Only a handful of farmers in the north are able to meet the key criteria of quality grain production set by cereal aggregators and major food processing companies such as Nestle Ghana Ltd and Premium Foods who procure large quantities of farm produce from farmers. 

Meeting such criteria is the target set by Ms. Asimwu Ibrahim, a 29-year old farmer at the Bontanga Irrigation Scheme. Ms. Ibrahim, a member of the Ghana Trade and Livelihood Coalition (GTLC), intends to produce grains that meet such lofty standards in the next cropping season after receiving a BUSAC fund-sponsored Business Development Services (BDS) training on crop production and processing. 

Six-months after participating in the capacity-building programme, Ms. Ibrahim put into practice lessons learnt from the training by harvesting at the right time, threshing her rice on tarpaulin to avoid stones and ensuring her grains were well winnowed to eliminate all unwanted materials. 

She cheerfully testifies that after implementing such good cultivation practices, she sold seven 100-kilo bags of rice each for GHC 105 to aggregators from southern Ghana. 

“This is my all-time record sale.
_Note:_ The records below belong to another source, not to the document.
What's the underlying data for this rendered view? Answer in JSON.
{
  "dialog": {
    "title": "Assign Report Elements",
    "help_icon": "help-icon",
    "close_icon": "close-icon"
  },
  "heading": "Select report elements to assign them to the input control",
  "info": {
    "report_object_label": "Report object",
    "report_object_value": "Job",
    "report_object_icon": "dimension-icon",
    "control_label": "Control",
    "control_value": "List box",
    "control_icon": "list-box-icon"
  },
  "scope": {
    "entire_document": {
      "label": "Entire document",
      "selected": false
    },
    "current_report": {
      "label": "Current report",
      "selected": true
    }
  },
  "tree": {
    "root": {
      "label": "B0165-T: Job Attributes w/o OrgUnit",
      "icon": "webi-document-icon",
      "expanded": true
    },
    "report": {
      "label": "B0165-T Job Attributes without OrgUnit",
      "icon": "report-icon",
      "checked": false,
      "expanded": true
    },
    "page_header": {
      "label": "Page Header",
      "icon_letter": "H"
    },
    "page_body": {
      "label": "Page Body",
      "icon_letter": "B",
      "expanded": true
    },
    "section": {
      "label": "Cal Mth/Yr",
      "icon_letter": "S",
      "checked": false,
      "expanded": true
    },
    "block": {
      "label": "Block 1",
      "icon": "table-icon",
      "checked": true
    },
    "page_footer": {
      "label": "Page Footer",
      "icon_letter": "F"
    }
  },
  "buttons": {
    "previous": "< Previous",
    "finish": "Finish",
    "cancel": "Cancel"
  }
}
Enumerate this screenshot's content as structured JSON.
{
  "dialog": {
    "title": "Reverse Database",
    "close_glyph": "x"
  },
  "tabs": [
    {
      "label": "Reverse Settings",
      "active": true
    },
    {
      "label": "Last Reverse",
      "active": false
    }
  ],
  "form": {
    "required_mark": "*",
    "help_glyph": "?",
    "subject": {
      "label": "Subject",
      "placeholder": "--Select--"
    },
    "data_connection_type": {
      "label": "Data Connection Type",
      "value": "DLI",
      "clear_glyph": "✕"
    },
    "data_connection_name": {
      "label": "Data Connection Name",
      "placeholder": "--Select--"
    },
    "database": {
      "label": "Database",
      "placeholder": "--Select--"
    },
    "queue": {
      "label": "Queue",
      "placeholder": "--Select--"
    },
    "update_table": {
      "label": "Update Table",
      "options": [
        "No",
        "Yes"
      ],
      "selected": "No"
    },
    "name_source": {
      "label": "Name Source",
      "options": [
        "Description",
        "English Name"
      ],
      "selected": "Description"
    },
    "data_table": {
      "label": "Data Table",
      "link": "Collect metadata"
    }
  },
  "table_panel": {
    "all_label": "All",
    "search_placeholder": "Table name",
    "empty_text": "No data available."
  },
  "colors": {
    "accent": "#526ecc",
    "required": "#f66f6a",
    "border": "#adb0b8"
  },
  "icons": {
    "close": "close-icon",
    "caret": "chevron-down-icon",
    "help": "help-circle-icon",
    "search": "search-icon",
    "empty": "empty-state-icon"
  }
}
Last year the aggregators bought the same quantity of my produce for just GHC 60, because of the lower quality. I will strive to continue to do clean work in order to get value for money, expand and be able to sell to the big companies so they will pay me a premium price,” she remarked with a smile.  

 But the knowledge Ms. Ibrahim gained at the capacity building programme is not all about improved rice cultivation skills. She quickly hinted that the negotiating skills learned during the training had helped her to rent two additional acres of land to add to her existing plot in other expand her farm and cultivate more quality rice.

“Now that I am about to expand my farm and increase my productivity, my aim is to work hard and use my income to support my husband and family members who are in school,” she said.

Due to the low quality of produce and inadequate coordination, many smallholder farmers in northern Ghana are unable to sustain high-value markets for their agricultural produce. To address this challenge, members of the Ghana Trade and Livelihood Coalition (GTLC) sought capacity-building support in September 2017 from the BUSAC Fund and its development partners, Danida, USAID and the European Union. Through the BUSAC Fund’s Business Development Services (BDS) support, Ms. Ibrahim and her fellow GTLC members learnt very useful skills in Participatory Market System Development.

The skills acquired by members of GTLC is helping to increase collaboration among market actors, improve market access to high-value markets, increase advocacy among market actors to improve the agribusiness environment in Ghana.

Alhaji Ibrahim Akalbila, President of GTLC noted that as part of the effort to prepare and orient farmers, they were given hands-on training to expose them to Good Agricultural Practices (GAPs) that would enable the crops to respond in a better way for the inputs. 

 “We realise that farmers lack GAPs because some aggregators complain that sometimes the produce they buy from farmers are not are not up to the required quality standards. This problem has to do with production so we tried educating farmers to appreciate some of these pertinent issues and follow the right instruction to get good produce,” he noted.

 Alhaji Akalbila noted that ensuring GAPs in every aspect of farm operations facilitates economic and social sustainability for on-farm processes, enable efficient use of farm resources and result in safe and quality agricultural products. 

The better understanding of these practices Alhaji Ibrahim indicated had led to a quality outcome from field operations in terms of high productivity and better resource-use efficiency. 

Commenting on the impact on other members who were into shea processing, Alhaji Akalbila said the training had educated the women in the industry to collect healthy fruits and preserve them well in other to get good shea butter.

That he said would help reduce the high free fatty acids in some of the shea butter in other to get access to good and long-term profitable markets.

After the training and its subsequent positive results, Alhaji Ibrahim received an invitation from many people, especially the chiefs of Kpopolu and Derimo communities to train farmers. 

“We are now very attractive”, he added.